Task statement: Repeat each line of the listing exactly as written.

Given information:
<<<<

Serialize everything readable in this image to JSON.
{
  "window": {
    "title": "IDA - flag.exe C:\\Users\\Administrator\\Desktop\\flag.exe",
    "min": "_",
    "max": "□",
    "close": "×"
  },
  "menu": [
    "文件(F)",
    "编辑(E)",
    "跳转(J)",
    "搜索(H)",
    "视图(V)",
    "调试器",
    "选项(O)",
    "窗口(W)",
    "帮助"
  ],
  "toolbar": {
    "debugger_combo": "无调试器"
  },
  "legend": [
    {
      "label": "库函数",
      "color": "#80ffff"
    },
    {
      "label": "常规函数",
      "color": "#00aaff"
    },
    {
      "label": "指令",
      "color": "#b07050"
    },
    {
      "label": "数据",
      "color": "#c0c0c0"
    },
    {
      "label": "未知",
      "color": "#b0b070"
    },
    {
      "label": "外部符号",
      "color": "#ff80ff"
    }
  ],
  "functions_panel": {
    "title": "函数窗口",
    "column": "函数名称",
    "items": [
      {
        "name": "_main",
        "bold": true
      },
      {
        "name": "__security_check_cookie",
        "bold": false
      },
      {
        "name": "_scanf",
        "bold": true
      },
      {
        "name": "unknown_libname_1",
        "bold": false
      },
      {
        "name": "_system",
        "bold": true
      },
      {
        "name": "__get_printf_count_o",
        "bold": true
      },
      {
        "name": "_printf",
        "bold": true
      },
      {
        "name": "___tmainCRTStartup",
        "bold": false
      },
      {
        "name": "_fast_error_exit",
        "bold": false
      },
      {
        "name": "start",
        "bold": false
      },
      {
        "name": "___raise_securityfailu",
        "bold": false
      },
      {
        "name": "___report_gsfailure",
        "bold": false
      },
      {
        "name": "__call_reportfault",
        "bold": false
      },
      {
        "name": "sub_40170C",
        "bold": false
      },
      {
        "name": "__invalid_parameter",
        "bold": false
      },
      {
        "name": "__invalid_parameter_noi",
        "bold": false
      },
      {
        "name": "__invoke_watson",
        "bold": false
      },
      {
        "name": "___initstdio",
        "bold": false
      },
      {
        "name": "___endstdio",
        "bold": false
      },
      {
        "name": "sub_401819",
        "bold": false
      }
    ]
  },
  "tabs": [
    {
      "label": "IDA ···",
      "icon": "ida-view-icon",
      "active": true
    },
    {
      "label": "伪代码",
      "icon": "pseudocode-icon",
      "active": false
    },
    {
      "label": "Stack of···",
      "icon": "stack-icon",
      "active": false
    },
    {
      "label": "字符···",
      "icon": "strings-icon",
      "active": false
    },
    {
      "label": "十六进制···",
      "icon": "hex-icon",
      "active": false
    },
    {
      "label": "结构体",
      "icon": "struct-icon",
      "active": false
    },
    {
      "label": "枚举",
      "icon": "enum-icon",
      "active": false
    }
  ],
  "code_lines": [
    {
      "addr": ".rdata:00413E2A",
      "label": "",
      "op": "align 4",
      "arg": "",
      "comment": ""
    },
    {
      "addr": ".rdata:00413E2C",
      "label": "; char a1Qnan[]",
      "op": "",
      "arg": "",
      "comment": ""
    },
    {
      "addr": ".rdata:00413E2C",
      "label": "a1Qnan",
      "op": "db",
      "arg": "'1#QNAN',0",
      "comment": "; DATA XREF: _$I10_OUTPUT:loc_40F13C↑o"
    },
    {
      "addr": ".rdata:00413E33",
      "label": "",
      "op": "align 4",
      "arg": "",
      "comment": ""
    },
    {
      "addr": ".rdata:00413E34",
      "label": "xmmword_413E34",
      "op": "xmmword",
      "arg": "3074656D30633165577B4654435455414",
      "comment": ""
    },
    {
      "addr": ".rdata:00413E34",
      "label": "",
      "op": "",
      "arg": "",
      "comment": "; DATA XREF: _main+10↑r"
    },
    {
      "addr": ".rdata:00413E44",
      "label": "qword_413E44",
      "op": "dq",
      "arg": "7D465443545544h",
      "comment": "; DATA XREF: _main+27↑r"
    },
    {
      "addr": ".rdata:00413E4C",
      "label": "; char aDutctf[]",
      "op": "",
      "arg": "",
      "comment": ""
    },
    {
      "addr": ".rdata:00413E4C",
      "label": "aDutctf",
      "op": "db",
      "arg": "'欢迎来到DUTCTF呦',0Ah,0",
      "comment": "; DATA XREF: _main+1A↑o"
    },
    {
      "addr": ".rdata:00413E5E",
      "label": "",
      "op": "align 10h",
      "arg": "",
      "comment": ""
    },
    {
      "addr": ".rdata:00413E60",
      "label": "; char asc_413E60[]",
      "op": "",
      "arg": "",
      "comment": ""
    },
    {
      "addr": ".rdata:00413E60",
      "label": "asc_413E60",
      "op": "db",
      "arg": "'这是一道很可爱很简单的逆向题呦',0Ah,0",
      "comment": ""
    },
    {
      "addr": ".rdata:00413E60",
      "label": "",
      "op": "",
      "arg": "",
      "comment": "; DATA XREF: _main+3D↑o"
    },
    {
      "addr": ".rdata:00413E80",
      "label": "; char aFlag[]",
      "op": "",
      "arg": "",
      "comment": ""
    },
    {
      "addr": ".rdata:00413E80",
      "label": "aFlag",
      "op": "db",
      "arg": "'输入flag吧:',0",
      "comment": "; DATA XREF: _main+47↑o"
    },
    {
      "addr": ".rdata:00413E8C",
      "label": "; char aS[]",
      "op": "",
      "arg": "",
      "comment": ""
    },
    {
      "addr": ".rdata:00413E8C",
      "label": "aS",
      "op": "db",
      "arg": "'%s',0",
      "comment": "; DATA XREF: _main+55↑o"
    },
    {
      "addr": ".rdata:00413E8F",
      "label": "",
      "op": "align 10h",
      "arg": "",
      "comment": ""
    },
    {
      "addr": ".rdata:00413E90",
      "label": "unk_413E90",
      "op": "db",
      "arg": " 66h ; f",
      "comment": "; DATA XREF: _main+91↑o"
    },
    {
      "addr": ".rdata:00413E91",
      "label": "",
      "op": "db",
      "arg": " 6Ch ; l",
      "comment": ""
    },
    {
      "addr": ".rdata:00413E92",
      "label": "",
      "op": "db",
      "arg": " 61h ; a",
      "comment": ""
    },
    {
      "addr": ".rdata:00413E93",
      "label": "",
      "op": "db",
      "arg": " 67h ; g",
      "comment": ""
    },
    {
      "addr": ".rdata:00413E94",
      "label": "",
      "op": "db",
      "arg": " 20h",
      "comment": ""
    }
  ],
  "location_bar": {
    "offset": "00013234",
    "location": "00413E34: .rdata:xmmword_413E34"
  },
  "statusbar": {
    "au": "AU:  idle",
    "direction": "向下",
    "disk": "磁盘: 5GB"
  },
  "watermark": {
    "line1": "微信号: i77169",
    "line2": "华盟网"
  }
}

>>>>

Exercise output:
Serialize everything readable in this image to JSON.
{
  "window": {
    "title": "IDA - flag.exe C:\\Users\\Administrator\\Desktop\\flag.exe",
    "min": "_",
    "max": "□",
    "close": "×"
  },
  "menu": [
    "文件(F)",
    "编辑(E)",
    "跳转(J)",
    "搜索(H)",
    "视图(V)",
    "调试器",
    "选项(O)",
    "窗口(W)",
    "帮助"
  ],
  "toolbar": {
    "debugger_combo": "无调试器"
  },
  "legend": [
    {
      "label": "库函数",
      "color": "#80ffff"
    },
    {
      "label": "常规函数",
      "color": "#00aaff"
    },
    {
      "label": "指令",
      "color": "#b07050"
    },
    {
      "label": "数据",
      "color": "#c0c0c0"
    },
    {
      "label": "未知",
      "color": "#b0b070"
    },
    {
      "label": "外部符号",
      "color": "#ff80ff"
    }
  ],
  "functions_panel": {
    "title": "函数窗口",
    "column": "函数名称",
    "items": [
      {
        "name": "_main",
        "bold": true
      },
      {
        "name": "__security_check_cookie",
        "bold": false
      },
      {
        "name": "_scanf",
        "bold": true
      },
      {
        "name": "unknown_libname_1",
        "bold": false
      },
      {
        "name": "_system",
        "bold": true
      },
      {
        "name": "__get_printf_count_o",
        "bold": true
      },
      {
        "name": "_printf",
        "bold": true
      },
      {
        "name": "___tmainCRTStartup",
        "bold": false
      },
      {
        "name": "_fast_error_exit",
        "bold": false
      },
      {
        "name": "start",
        "bold": false
      },
      {
        "name": "___raise_securityfailu",
        "bold": false
      },
      {
        "name": "___report_gsfailure",
        "bold": false
      },
      {
        "name": "__call_reportfault",
        "bold": false
      },
      {
        "name": "sub_40170C",
        "bold": false
      },
      {
        "name": "__invalid_parameter",
        "bold": false
      },
      {
        "name": "__invalid_parameter_noi",
        "bold": false
      },
      {
        "name": "__invoke_watson",
        "bold": false
      },
      {
        "name": "___initstdio",
        "bold": false
      },
      {
        "name": "___endstdio",
        "bold": false
      },
      {
        "name": "sub_401819",
        "bold": false
      }
    ]
  },
  "tabs": [
    {
      "label": "IDA ···",
      "icon": "ida-view-icon",
      "active": true
    },
    {
      "label": "伪代码",
      "icon": "pseudocode-icon",
      "active": false
    },
    {
      "label": "Stack of···",
      "icon": "stack-icon",
      "active": false
    },
    {
      "label": "字符···",
      "icon": "strings-icon",
      "active": false
    },
    {
      "label": "十六进制···",
      "icon": "hex-icon",
      "active": false
    },
    {
      "label": "结构体",
      "icon": "struct-icon",
      "active": false
    },
    {
      "label": "枚举",
      "icon": "enum-icon",
      "active": false
    }
  ],
  "code_lines": [
    {
      "addr": ".rdata:00413E2A",
      "label": "",
      "op": "align 4",
      "arg": "",
      "comment": ""
    },
    {
      "addr": ".rdata:00413E2C",
      "label": "; char a1Qnan[]",
      "op": "",
      "arg": "",
      "comment": ""
    },
    {
      "addr": ".rdata:00413E2C",
      "label": "a1Qnan",
      "op": "db",
      "arg": "'1#QNAN',0",
      "comment": "; DATA XREF: _$I10_OUTPUT:loc_40F13C↑o"
    },
    {
      "addr": ".rdata:00413E33",
      "label": "",
      "op": "align 4",
      "arg": "",
      "comment": ""
    },
    {
      "addr": ".rdata:00413E34",
      "label": "xmmword_413E34",
      "op": "xmmword",
      "arg": "3074656D30633165577B4654435455414",
      "comment": ""
    },
    {
      "addr": ".rdata:00413E34",
      "label": "",
      "op": "",
      "arg": "",
      "comment": "; DATA XREF: _main+10↑r"
    },
    {
      "addr": ".rdata:00413E44",
      "label": "qword_413E44",
      "op": "dq",
      "arg": "7D465443545544h",
      "comment": "; DATA XREF: _main+27↑r"
    },
    {
      "addr": ".rdata:00413E4C",
      "label": "; char aDutctf[]",
      "op": "",
      "arg": "",
      "comment": ""
    },
    {
      "addr": ".rdata:00413E4C",
      "label": "aDutctf",
      "op": "db",
      "arg": "'欢迎来到DUTCTF呦',0Ah,0",
      "comment": "; DATA XREF: _main+1A↑o"
    },
    {
      "addr": ".rdata:00413E5E",
      "label": "",
      "op": "align 10h",
      "arg": "",
      "comment": ""
    },
    {
      "addr": ".rdata:00413E60",
      "label": "; char asc_413E60[]",
      "op": "",
      "arg": "",
      "comment": ""
    },
    {
      "addr": ".rdata:00413E60",
      "label": "asc_413E60",
      "op": "db",
      "arg": "'这是一道很可爱很简单的逆向题呦',0Ah,0",
      "comment": ""
    },
    {
      "addr": ".rdata:00413E60",
      "label": "",
      "op": "",
      "arg": "",
      "comment": "; DATA XREF: _main+3D↑o"
    },
    {
      "addr": ".rdata:00413E80",
      "label": "; char aFlag[]",
      "op": "",
      "arg": "",
      "comment": ""
    },
    {
      "addr": ".rdata:00413E80",
      "label": "aFlag",
      "op": "db",
      "arg": "'输入flag吧:',0",
      "comment": "; DATA XREF: _main+47↑o"
    },
    {
      "addr": ".rdata:00413E8C",
      "label": "; char aS[]",
      "op": "",
      "arg": "",
      "comment": ""
    },
    {
      "addr": ".rdata:00413E8C",
      "label": "aS",
      "op": "db",
      "arg": "'%s',0",
      "comment": "; DATA XREF: _main+55↑o"
    },
    {
      "addr": ".rdata:00413E8F",
      "label": "",
      "op": "align 10h",
      "arg": "",
      "comment": ""
    },
    {
      "addr": ".rdata:00413E90",
      "label": "unk_413E90",
      "op": "db",
      "arg": " 66h ; f",
      "comment": "; DATA XREF: _main+91↑o"
    },
    {
      "addr": ".rdata:00413E91",
      "label": "",
      "op": "db",
      "arg": " 6Ch ; l",
      "comment": ""
    },
    {
      "addr": ".rdata:00413E92",
      "label": "",
      "op": "db",
      "arg": " 61h ; a",
      "comment": ""
    },
    {
      "addr": ".rdata:00413E93",
      "label": "",
      "op": "db",
      "arg": " 67h ; g",
      "comment": ""
    },
    {
      "addr": ".rdata:00413E94",
      "label": "",
      "op": "db",
      "arg": " 20h",
      "comment": ""
    }
  ],
  "location_bar": {
    "offset": "00013234",
    "location": "00413E34: .rdata:xmmword_413E34"
  },
  "statusbar": {
    "au": "AU:  idle",
    "direction": "向下",
    "disk": "磁盘: 5GB"
  },
  "watermark": {
    "line1": "微信号: i77169",
    "line2": "华盟网"
  }
}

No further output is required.